Let’s complete the loop. The skepticism of Gov. Hickenlooper is wise. He is questioning the dogma of global warming. It is a grand leap to move from data and climate models to acceptance of global warming as fact. It is a further excursion to claim global warming is here – and from afar claim that Colorado is “…one of the states most affected by climate change.”
Add the final orphaned statement already quoted above:
“That year, approximately 100,000 spruce trees a day were killed by a spruce beetle infestation spurred by warming temperatures in Colorado.”
The phrase “spurred by warming temperatures in Colorado” is an inferential triple-jump: trees are dying in Colorado because the beetle population has increased because temperatures are warmer because we are spewing CO2.
Referring back to the thinkprogress piece, Gov. Hickenlooper seems to be experiencing a great turnaround from his previous stance in 2009. More importantly, the author cites spruce mortality as the glaring example of the impacts of global warming in Colorado, even though the areal impacts of mountain pine beetle in lodgepole pine forests have been four times greater than that in spruce-fir forests. Fear not, global warming is persistently reported as the cause of lodgepole pine mortality in Colorado as well.
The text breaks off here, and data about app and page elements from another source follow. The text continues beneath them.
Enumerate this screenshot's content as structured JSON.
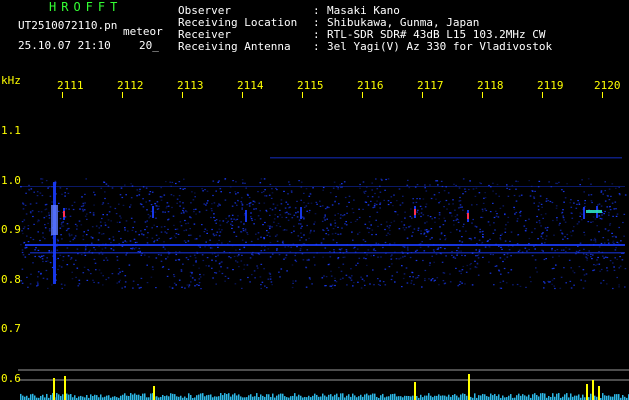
{
  "app": {
    "title": "HROFFT",
    "filename": "UT2510072110.pn",
    "meteor_tag": "meteor",
    "datetime": "25.10.07 21:10",
    "minute_tag": "20_"
  },
  "metadata": [
    {
      "label": "Observer",
      "value": "Masaki Kano"
    },
    {
      "label": "Receiving Location",
      "value": "Shibukawa, Gunma, Japan"
    },
    {
      "label": "Receiver",
      "value": "RTL-SDR SDR# 43dB L15 103.2MHz CW"
    },
    {
      "label": "Receiving Antenna",
      "value": "3el Yagi(V) Az 330 for Vladivostok"
    }
  ],
  "spectrogram": {
    "y_unit": "kHz",
    "y_ticks": [
      "1.1",
      "1.0",
      "0.9",
      "0.8",
      "0.7",
      "0.6"
    ],
    "x_ticks": [
      "2111",
      "2112",
      "2113",
      "2114",
      "2115",
      "2116",
      "2117",
      "2118",
      "2119",
      "2120"
    ],
    "colors": {
      "background": "#000000",
      "text_green": "#33ff33",
      "text_yellow": "#ffff00",
      "tick": "#ffff00",
      "noise": "#1a3cff",
      "echo": "#ff3050",
      "level_bars": "#33ccff"
    }
  }
}
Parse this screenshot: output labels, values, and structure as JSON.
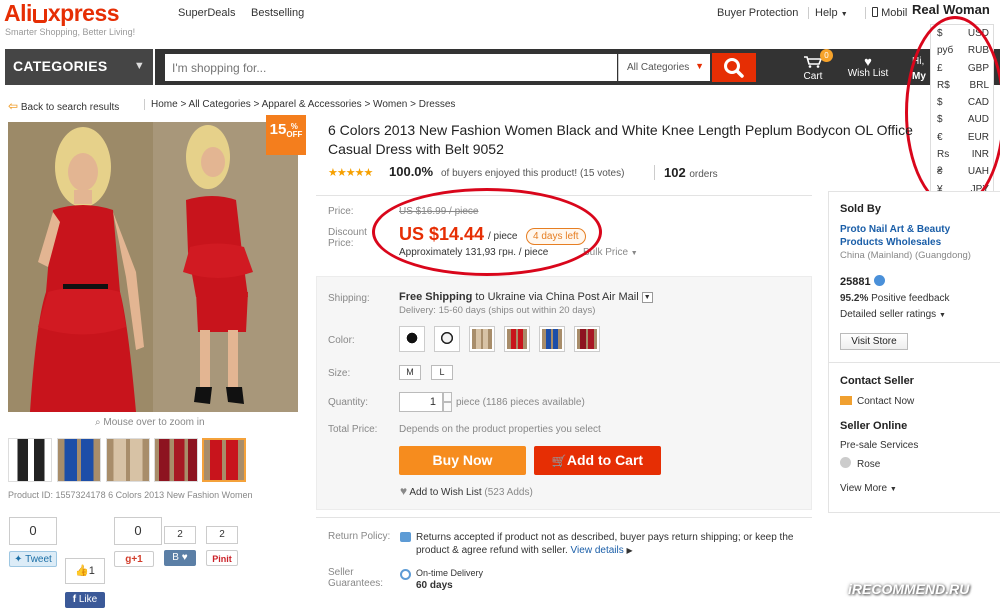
{
  "header": {
    "logo_a": "Ali",
    "logo_b": "xpress",
    "tagline": "Smarter Shopping, Better Living!",
    "nav": [
      "SuperDeals",
      "Bestselling"
    ],
    "buyer_protection": "Buyer Protection",
    "help": "Help",
    "mobile": "Mobil",
    "overlay_title": "Real Woman"
  },
  "searchbar": {
    "categories_label": "CATEGORIES",
    "placeholder": "I'm shopping for...",
    "category_select": "All Categories",
    "cart_label": "Cart",
    "cart_count": "0",
    "wish_label": "Wish List",
    "hi_line1": "Hi,",
    "hi_line2": "My"
  },
  "currency_menu": [
    {
      "symbol": "$",
      "code": "USD"
    },
    {
      "symbol": "руб",
      "code": "RUB"
    },
    {
      "symbol": "£",
      "code": "GBP"
    },
    {
      "symbol": "R$",
      "code": "BRL"
    },
    {
      "symbol": "$",
      "code": "CAD"
    },
    {
      "symbol": "$",
      "code": "AUD"
    },
    {
      "symbol": "€",
      "code": "EUR"
    },
    {
      "symbol": "Rs",
      "code": "INR"
    },
    {
      "symbol": "₴",
      "code": "UAH"
    },
    {
      "symbol": "¥",
      "code": "JPY"
    }
  ],
  "breadcrumb": {
    "back": "Back to search results",
    "path": "Home > All Categories > Apparel & Accessories > Women > Dresses"
  },
  "gallery": {
    "discount_pct": "15",
    "discount_unit": "%",
    "discount_off": "OFF",
    "zoom_hint": "Mouse over to zoom in",
    "product_id": "Product ID: 1557324178 6 Colors 2013 New Fashion Women"
  },
  "social": {
    "tweet_count": "0",
    "tweet_label": "Tweet",
    "gplus_count": "0",
    "gplus_label": "g+1",
    "vk_count": "2",
    "pin_count": "2",
    "pin_label": "Pinit",
    "like_count": "1",
    "like_label": "Like"
  },
  "product": {
    "title": "6 Colors 2013 New Fashion Women Black and White Knee Length Peplum Bodycon OL Office Casual Dress with Belt 9052",
    "rating_pct": "100.0%",
    "rating_text": "of buyers enjoyed this product! (15 votes)",
    "orders_count": "102",
    "orders_label": "orders",
    "price_label": "Price:",
    "old_price": "US $16.99 / piece",
    "discount_label_1": "Discount",
    "discount_label_2": "Price:",
    "new_price": "US $14.44",
    "per_piece": "/ piece",
    "days_left": "4 days left",
    "approx": "Approximately 131,93 грн. / piece",
    "bulk": "Bulk Price"
  },
  "options": {
    "shipping_label": "Shipping:",
    "free_shipping": "Free Shipping",
    "ship_to": "to Ukraine via China Post Air Mail",
    "delivery": "Delivery: 15-60 days (ships out within 20 days)",
    "color_label": "Color:",
    "size_label": "Size:",
    "sizes": [
      "M",
      "L"
    ],
    "quantity_label": "Quantity:",
    "quantity": "1",
    "qty_text": "piece (1186 pieces available)",
    "total_label": "Total Price:",
    "total_text": "Depends on the product properties you select",
    "buy_now": "Buy Now",
    "add_to_cart": "Add to Cart",
    "wishlist": "Add to Wish List",
    "wishlist_count": "(523 Adds)"
  },
  "policy": {
    "return_label": "Return Policy:",
    "return_text": "Returns accepted if product not as described, buyer pays return shipping; or keep the product & agree refund with seller.",
    "view_details": "View details",
    "guarantee_label_1": "Seller",
    "guarantee_label_2": "Guarantees:",
    "on_time": "On-time Delivery",
    "days": "60 days"
  },
  "seller": {
    "sold_by": "Sold By",
    "name_1": "Proto Nail Art & Beauty",
    "name_2": "Products Wholesales",
    "location": "China (Mainland) (Guangdong)",
    "score": "25881",
    "feedback_pct": "95.2%",
    "feedback_text": "Positive feedback",
    "detailed": "Detailed seller ratings",
    "visit": "Visit Store",
    "contact_h": "Contact Seller",
    "contact_now": "Contact Now",
    "online_h": "Seller Online",
    "presale": "Pre-sale Services",
    "rep": "Rose",
    "view_more": "View More"
  },
  "watermark": "iRECOMMEND.RU",
  "colors": {
    "brand": "#e62e04",
    "buy_now": "#f68c1e",
    "annotation": "#d9061b"
  }
}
Here’s the problem. We allowed lodgepole pine forests to become severely overstocked by creating, through inactive management, millions of acres of beetle bait at unprecedented levels across an unprecedented extent. Then the beetle show up just when stands are most susceptible, with mean diameters of 7 inches and larger, very high stocking levels, poor vigor and suppressed growth. We created beetle gastronomical heaven, with gravy and dessert, across the landscape and then the distant and disconnected fear mongers wish to claim that global warming caused the epidemic in one of the most-impacted states in the nation. Meanwhile, us know-nothing foresters and entomologists have been warning for decades that without anthropogenic intervention, i.e. active management to reduce beetle susceptibility, it would be only a question of when the epidemic begins, not if.
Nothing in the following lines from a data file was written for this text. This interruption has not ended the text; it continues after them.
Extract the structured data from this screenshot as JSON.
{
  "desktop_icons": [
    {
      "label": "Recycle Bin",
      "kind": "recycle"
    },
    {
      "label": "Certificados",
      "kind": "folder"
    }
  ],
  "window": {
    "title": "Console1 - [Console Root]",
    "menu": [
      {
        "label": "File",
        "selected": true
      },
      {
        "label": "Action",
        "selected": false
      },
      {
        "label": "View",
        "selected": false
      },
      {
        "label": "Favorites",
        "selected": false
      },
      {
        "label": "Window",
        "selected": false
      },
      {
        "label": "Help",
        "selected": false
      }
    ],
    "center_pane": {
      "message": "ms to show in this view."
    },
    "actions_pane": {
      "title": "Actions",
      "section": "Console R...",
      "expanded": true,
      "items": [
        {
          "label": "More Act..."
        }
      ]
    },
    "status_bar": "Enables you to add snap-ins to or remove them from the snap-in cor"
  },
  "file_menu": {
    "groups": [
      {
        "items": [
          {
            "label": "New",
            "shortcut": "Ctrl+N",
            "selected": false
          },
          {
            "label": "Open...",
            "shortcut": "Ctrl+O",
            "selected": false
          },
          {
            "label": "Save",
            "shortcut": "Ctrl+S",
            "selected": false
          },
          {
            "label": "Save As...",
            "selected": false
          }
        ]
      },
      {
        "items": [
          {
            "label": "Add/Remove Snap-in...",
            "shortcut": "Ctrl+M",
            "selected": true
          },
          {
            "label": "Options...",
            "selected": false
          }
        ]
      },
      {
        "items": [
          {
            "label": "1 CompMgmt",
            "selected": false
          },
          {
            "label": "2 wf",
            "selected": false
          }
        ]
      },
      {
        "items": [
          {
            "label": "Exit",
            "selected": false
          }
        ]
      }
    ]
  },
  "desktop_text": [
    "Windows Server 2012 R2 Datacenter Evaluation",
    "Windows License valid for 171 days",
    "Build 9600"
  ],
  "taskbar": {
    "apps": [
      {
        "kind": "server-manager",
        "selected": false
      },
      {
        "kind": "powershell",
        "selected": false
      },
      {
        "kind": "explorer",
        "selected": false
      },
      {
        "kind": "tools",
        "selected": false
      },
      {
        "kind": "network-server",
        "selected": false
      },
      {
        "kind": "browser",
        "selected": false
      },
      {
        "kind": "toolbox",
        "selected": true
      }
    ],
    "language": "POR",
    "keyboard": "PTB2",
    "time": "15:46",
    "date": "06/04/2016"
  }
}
There is a common claim that it has not been cold enough to kill mountain pine beetle larvae during the winter months, a consequence of global warming. The problem is that lab tests can determine what degree of cold will kill larvae in a controlled environment, which is rather distant from real-world conditions within tree boles and behind bark. Research I have been involved in fails to reveal differences in larvae mortality rates across the north and south sides of attacked trees where insolation effects could otherwise be hypothesized as being detectable. The primary motivator behind cold-killing inferences centers on the correlation between the end of a Colorado spruce beetle epidemic in the 1950s, and a cold snap the same winter. One could reasonably speculate that beetle population collapse followed an opportunistic virus attack of spruce beetles, or the beetle simply ran out of food, and either scenario could have coincided with the cold snap.
Correlation is not causation.
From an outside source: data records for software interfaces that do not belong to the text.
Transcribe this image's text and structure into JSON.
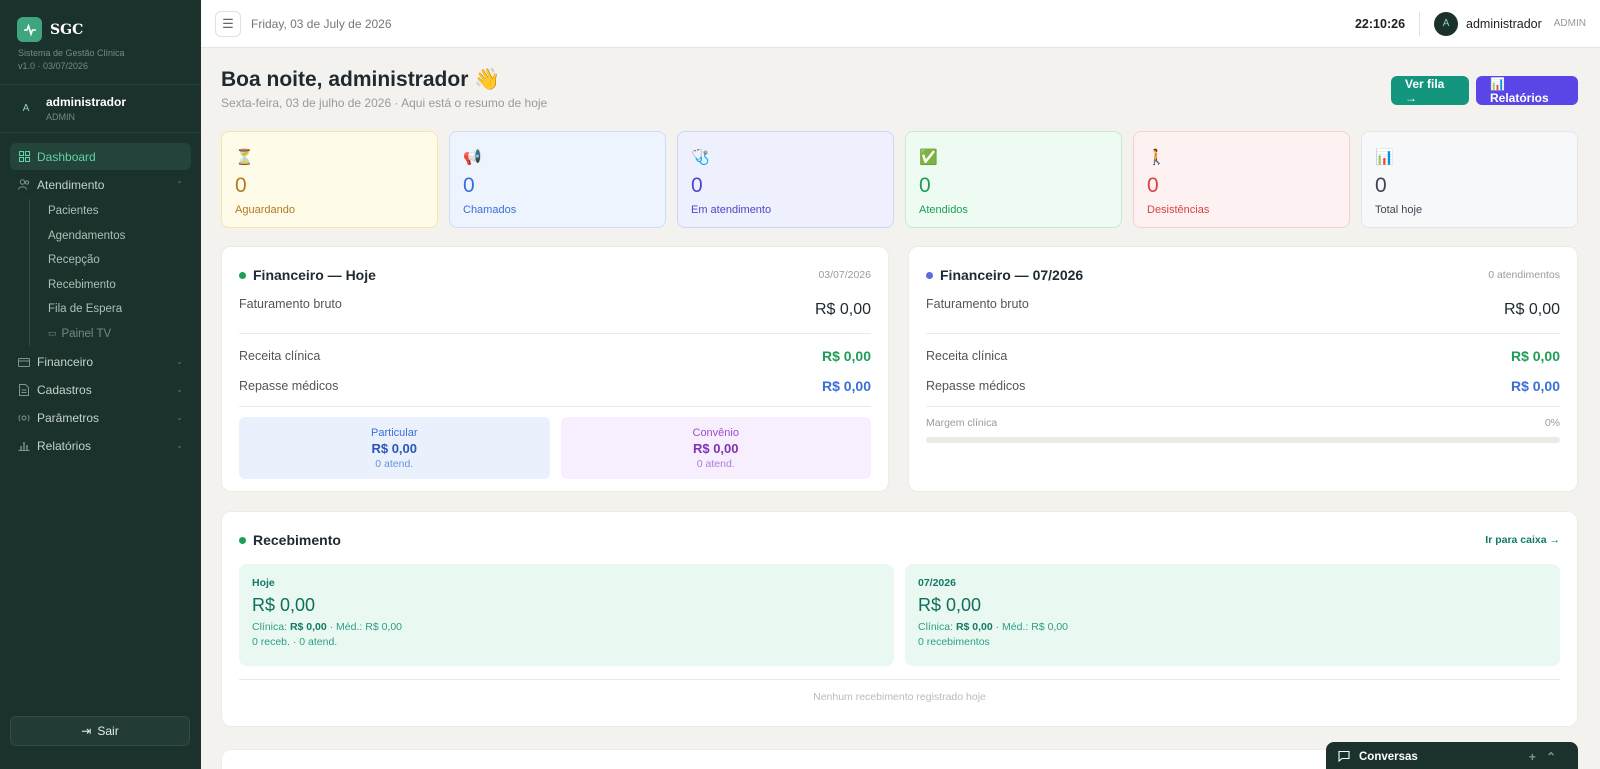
{
  "sidebar": {
    "app_name": "SGC",
    "app_subtitle": "Sistema de Gestão Clínica",
    "version": "v1.0 · 03/07/2026",
    "user": {
      "initial": "A",
      "name": "administrador",
      "role": "ADMIN"
    },
    "nav": {
      "dashboard": "Dashboard",
      "atendimento": "Atendimento",
      "atendimento_items": [
        "Pacientes",
        "Agendamentos",
        "Recepção",
        "Recebimento",
        "Fila de Espera",
        "Painel TV"
      ],
      "financeiro": "Financeiro",
      "cadastros": "Cadastros",
      "parametros": "Parâmetros",
      "relatorios": "Relatórios"
    },
    "logout": "Sair"
  },
  "topbar": {
    "date": "Friday, 03 de July de 2026",
    "time": "22:10:26",
    "user_initial": "A",
    "user_name": "administrador",
    "user_role": "ADMIN"
  },
  "greeting": {
    "title": "Boa noite, administrador 👋",
    "subtitle": "Sexta-feira, 03 de julho de 2026 · Aqui está o resumo de hoje"
  },
  "actions": {
    "queue": "Ver fila →",
    "reports": "📊 Relatórios"
  },
  "stats": [
    {
      "icon": "⏳",
      "value": "0",
      "label": "Aguardando",
      "bg": "#fefbe8",
      "border": "#f5e6a8",
      "color": "#b7791f"
    },
    {
      "icon": "📢",
      "value": "0",
      "label": "Chamados",
      "bg": "#eef4fe",
      "border": "#cddcf8",
      "color": "#3b6fd8"
    },
    {
      "icon": "🩺",
      "value": "0",
      "label": "Em atendimento",
      "bg": "#eef0fd",
      "border": "#cfd4f7",
      "color": "#5046c8"
    },
    {
      "icon": "✅",
      "value": "0",
      "label": "Atendidos",
      "bg": "#edfbf2",
      "border": "#c4ecd3",
      "color": "#1f9d55"
    },
    {
      "icon": "🚶",
      "value": "0",
      "label": "Desistências",
      "bg": "#fef1f1",
      "border": "#f6d0d0",
      "color": "#d64545"
    },
    {
      "icon": "📊",
      "value": "0",
      "label": "Total hoje",
      "bg": "#f7f8fa",
      "border": "#e4e6ea",
      "color": "#3d4650"
    }
  ],
  "fin_today": {
    "title": "Financeiro — Hoje",
    "meta": "03/07/2026",
    "gross_label": "Faturamento bruto",
    "gross_value": "R$ 0,00",
    "clinic_label": "Receita clínica",
    "clinic_value": "R$ 0,00",
    "repasse_label": "Repasse médicos",
    "repasse_value": "R$ 0,00",
    "particular": {
      "title": "Particular",
      "value": "R$ 0,00",
      "count": "0 atend."
    },
    "convenio": {
      "title": "Convênio",
      "value": "R$ 0,00",
      "count": "0 atend."
    }
  },
  "fin_month": {
    "title": "Financeiro — 07/2026",
    "meta": "0 atendimentos",
    "gross_label": "Faturamento bruto",
    "gross_value": "R$ 0,00",
    "clinic_label": "Receita clínica",
    "clinic_value": "R$ 0,00",
    "repasse_label": "Repasse médicos",
    "repasse_value": "R$ 0,00",
    "margin_label": "Margem clínica",
    "margin_value": "0%",
    "margin_fraction": 0
  },
  "recebimento": {
    "title": "Recebimento",
    "link": "Ir para caixa →",
    "today": {
      "title": "Hoje",
      "value": "R$ 0,00",
      "clinic_prefix": "Clínica:",
      "clinic_value": "R$ 0,00",
      "med_prefix": "· Méd.: R$ 0,00",
      "count": "0 receb. · 0 atend."
    },
    "month": {
      "title": "07/2026",
      "value": "R$ 0,00",
      "clinic_prefix": "Clínica:",
      "clinic_value": "R$ 0,00",
      "med_prefix": "· Méd.: R$ 0,00",
      "count": "0 recebimentos"
    },
    "empty": "Nenhum recebimento registrado hoje"
  },
  "chat": {
    "title": "Conversas"
  },
  "colors": {
    "accent": "#14967e",
    "sidebar": "#1b312b",
    "purple": "#5a46e6",
    "green_value": "#1f9d55",
    "blue_value": "#3b6fd8"
  }
}
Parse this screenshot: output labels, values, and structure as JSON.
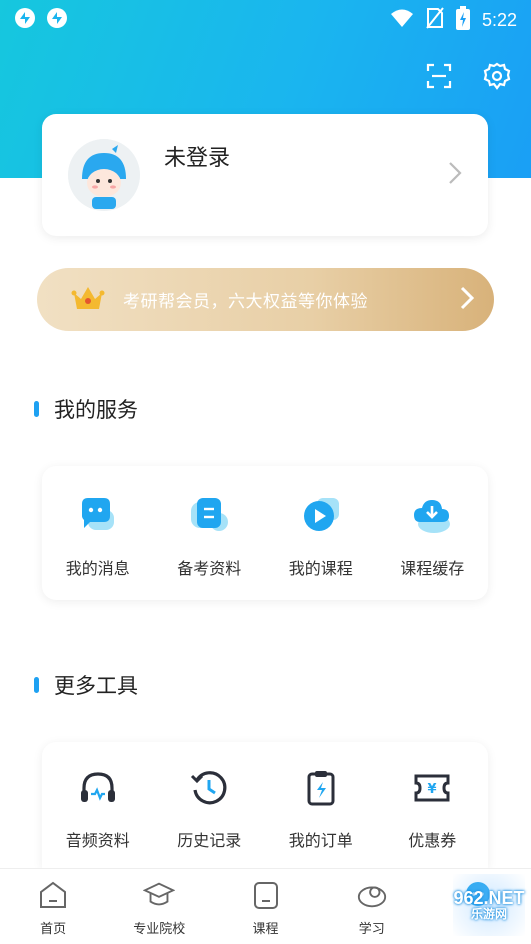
{
  "status_bar": {
    "time": "5:22"
  },
  "profile": {
    "name": "未登录"
  },
  "vip": {
    "text": "考研帮会员，六大权益等你体验"
  },
  "services": {
    "title": "我的服务",
    "items": [
      {
        "label": "我的消息",
        "icon": "message-icon"
      },
      {
        "label": "备考资料",
        "icon": "document-icon"
      },
      {
        "label": "我的课程",
        "icon": "play-icon"
      },
      {
        "label": "课程缓存",
        "icon": "cloud-download-icon"
      }
    ]
  },
  "tools": {
    "title": "更多工具",
    "items": [
      {
        "label": "音频资料",
        "icon": "headphones-icon"
      },
      {
        "label": "历史记录",
        "icon": "history-icon"
      },
      {
        "label": "我的订单",
        "icon": "order-icon"
      },
      {
        "label": "优惠券",
        "icon": "coupon-icon"
      }
    ]
  },
  "bottom_nav": {
    "items": [
      {
        "label": "首页",
        "icon": "home-icon"
      },
      {
        "label": "专业院校",
        "icon": "graduation-cap-icon"
      },
      {
        "label": "课程",
        "icon": "course-icon"
      },
      {
        "label": "学习",
        "icon": "study-icon"
      }
    ]
  },
  "watermark": {
    "text": "962.NET",
    "subtext": "乐游网"
  },
  "colors": {
    "header_start": "#16c7de",
    "header_end": "#1a9ff5",
    "accent": "#1ea1f2",
    "vip_gold": "#d8b27a"
  }
}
This nonsense drives one nuts.
And so do those who claim they know better through disingenuous citation and then tell us how to manage our natural resources.
Bill Olsen is a private consulting forester who lives and works in Colorado. Write to him at firstname.lastname@example.org.